NICOLAS MADRID LEARNED TINSMITHING from his father, Jimmy, who taught him to make his own silver stamps and instilled in him a discerning eye. “I focus on New Mexico tradition,” Madrid says. “A lot of people get more whimsical, but I like to stick close to that traditional style.”

Madrid’s work is a compelling combination of homespun and elegant, decorative and functional. Born and raised in Cañon Plaza, near Vallecitos, he has claimed first prize at the Traditional Spanish Market numerous times. His pieces are in the Museum of International Folk Art’s permanent collection and displayed at the Blake Hotel, in Taos, and Hotel Chimayo, in Santa Fe.

Every year, Madrid makes nativity retablos for Susan’s Christmas Shop, in Santa Fe, using triptychs painted by his mother, Mary Jo, featuring images of Mary, Joseph, and Baby Jesus with a donkey. His parents often collaborated, and Madrid sees these retablos as carrying on that tradition.

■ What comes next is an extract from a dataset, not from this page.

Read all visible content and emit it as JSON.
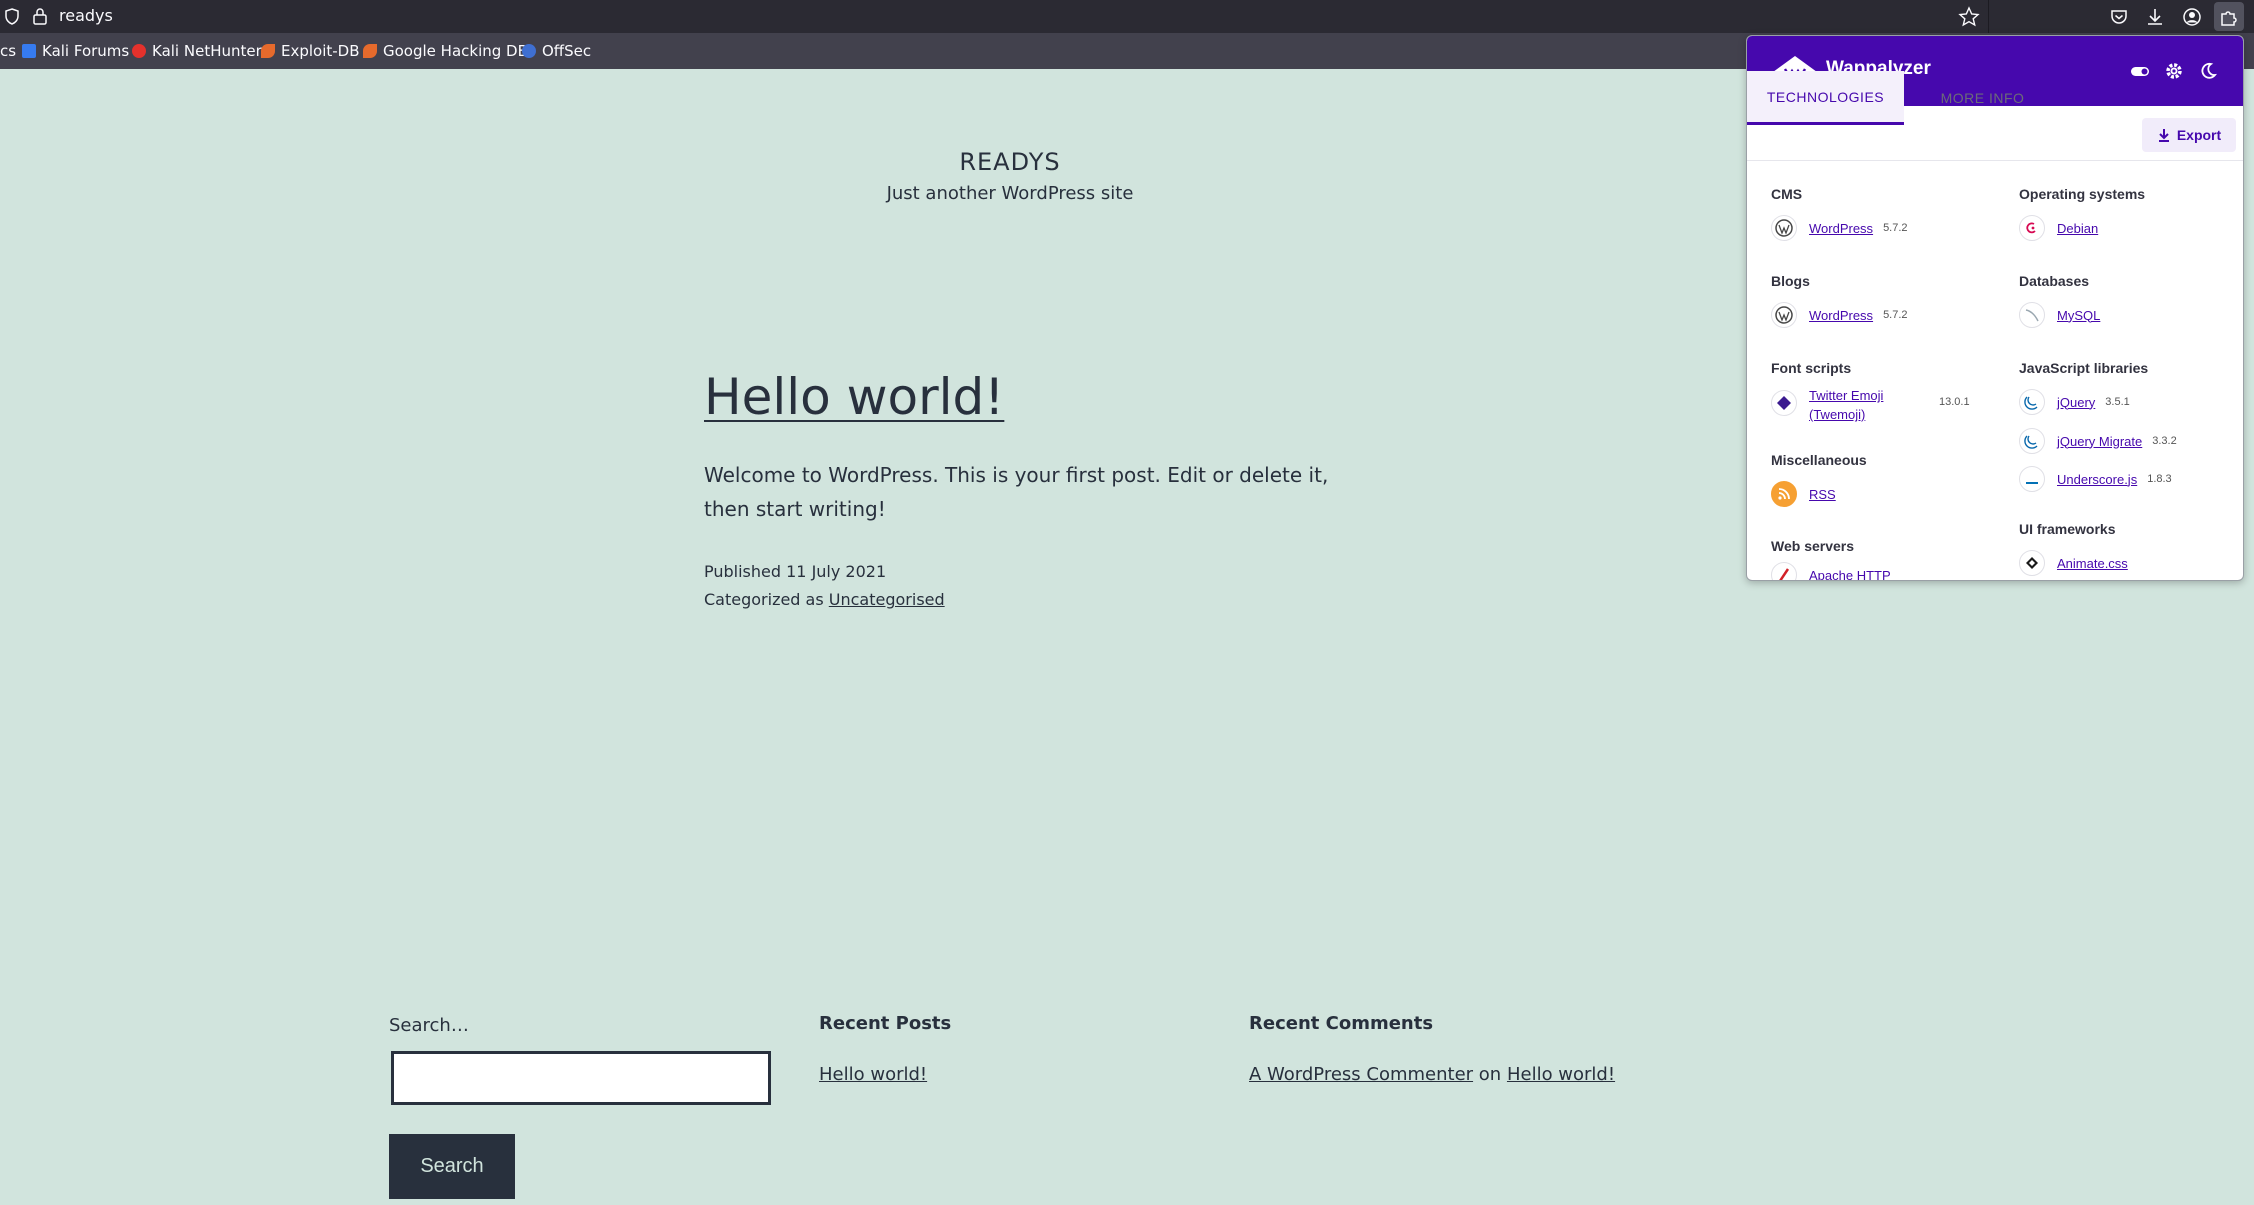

Madrid makes small picture frames in the Río Arriba County style, meaning that they are constructed from a single piece of tin, with no soldered parts. His crosses are often embellished with flowers inspired by late 19th-century tinsmith Jose Maria Apodaca. Madrid’s signature pieces are octagonal mirror frames, a shape that comes from the Mora style. He usually includes Apodaca-inspired fastened floral pieces on the frames, as well as Mesilla-style combed glass—an old technique Madrid and his father revived after countless hours of research and experimentation to discover its origins. They traveled to Mexico to find out what sort of substance 19th-century artists smeared on the glass to create swirl patterns that are dark in some places and light in others.

“It turned out to be tar,” he says. “I put it on the glass, about the thickness of peanut butter, and then comb it off with a comb I made myself.” Then he places painted paper behind the glass, using only traditional colors like greens, yellows, and reds. “These are the colors that I’ve seen in museum pieces,” he says, “pieces that I’ve held in my hands.”

Read more: On the same street in Santa Fe, two year-round Christmas stores spread cheer near and far. 

Retablo with St. Nicholas reclining on a chair in a snowy field, surrounded by children and joined by a burro, a rabbit, a blackbird, and a sack overflowing with toys.


St. Nicholas Retablo
St. Nicholas reclines on a chair in a snowy field, surrounded by children and joined by a burro, a rabbit, a blackbird, and a sack overflowing with toys. Behind them, the sun sinks low on the mountains. It’s a quintessential Southwestern Christmas scene, complete with an adobe church and a small house puffing smoke from its chimney into the wintry air. “That’s up in the Trampas area,” says artist Lynn Garlick. “I have a Holy Night and a New Mexico Madonna that I also put up in the high country.” Garlick moved to Taos in the 1970s and started making her popular retablos on a whim in the early 1990s, when she needed extra money to have a nice Christmas for her son. Since then, she’s come to a deep appreciation for the saints she paints. “The more I saw how they touch people’s lives, the more fortunate I felt to be able to make these,” she says.